SOURCE MATERIAL:
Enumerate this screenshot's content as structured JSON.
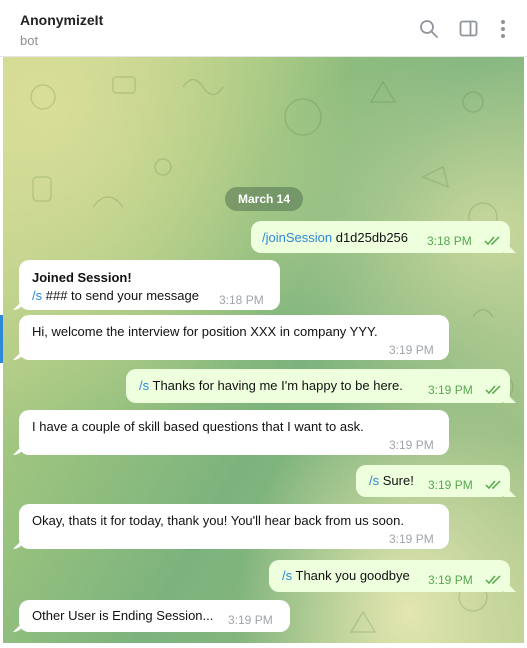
{
  "header": {
    "title": "AnonymizeIt",
    "subtitle": "bot",
    "icons": [
      "search-icon",
      "sidebar-toggle-icon",
      "more-icon"
    ]
  },
  "date_separator": "March 14",
  "messages": [
    {
      "dir": "out",
      "cmd": "/joinSession",
      "text": " d1d25db256",
      "time": "3:18 PM",
      "status": "read"
    },
    {
      "dir": "in",
      "title": "Joined Session!",
      "cmd": "/s",
      "text": " ### to send your message",
      "time": "3:18 PM"
    },
    {
      "dir": "in",
      "text": "Hi, welcome the interview for position XXX in company YYY.",
      "time": "3:19 PM"
    },
    {
      "dir": "out",
      "cmd": "/s",
      "text": " Thanks for having me I'm happy to be here.",
      "time": "3:19 PM",
      "status": "read"
    },
    {
      "dir": "in",
      "text": "I have a couple of skill based questions that I want to ask.",
      "time": "3:19 PM"
    },
    {
      "dir": "out",
      "cmd": "/s",
      "text": " Sure!",
      "time": "3:19 PM",
      "status": "read"
    },
    {
      "dir": "in",
      "text": "Okay, thats it for today, thank you! You'll hear back from us soon.",
      "time": "3:19 PM"
    },
    {
      "dir": "out",
      "cmd": "/s",
      "text": " Thank you goodbye",
      "time": "3:19 PM",
      "status": "read"
    },
    {
      "dir": "in",
      "text": "Other User is Ending Session...",
      "time": "3:19 PM"
    }
  ]
}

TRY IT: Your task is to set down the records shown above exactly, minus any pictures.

WRITTEN SOLUTION:
Enumerate this screenshot's content as structured JSON.
{
  "header": {
    "title": "AnonymizeIt",
    "subtitle": "bot",
    "icons": [
      "search-icon",
      "sidebar-toggle-icon",
      "more-icon"
    ]
  },
  "date_separator": "March 14",
  "messages": [
    {
      "dir": "out",
      "cmd": "/joinSession",
      "text": " d1d25db256",
      "time": "3:18 PM",
      "status": "read"
    },
    {
      "dir": "in",
      "title": "Joined Session!",
      "cmd": "/s",
      "text": " ### to send your message",
      "time": "3:18 PM"
    },
    {
      "dir": "in",
      "text": "Hi, welcome the interview for position XXX in company YYY.",
      "time": "3:19 PM"
    },
    {
      "dir": "out",
      "cmd": "/s",
      "text": " Thanks for having me I'm happy to be here.",
      "time": "3:19 PM",
      "status": "read"
    },
    {
      "dir": "in",
      "text": "I have a couple of skill based questions that I want to ask.",
      "time": "3:19 PM"
    },
    {
      "dir": "out",
      "cmd": "/s",
      "text": " Sure!",
      "time": "3:19 PM",
      "status": "read"
    },
    {
      "dir": "in",
      "text": "Okay, thats it for today, thank you! You'll hear back from us soon.",
      "time": "3:19 PM"
    },
    {
      "dir": "out",
      "cmd": "/s",
      "text": " Thank you goodbye",
      "time": "3:19 PM",
      "status": "read"
    },
    {
      "dir": "in",
      "text": "Other User is Ending Session...",
      "time": "3:19 PM"
    }
  ]
}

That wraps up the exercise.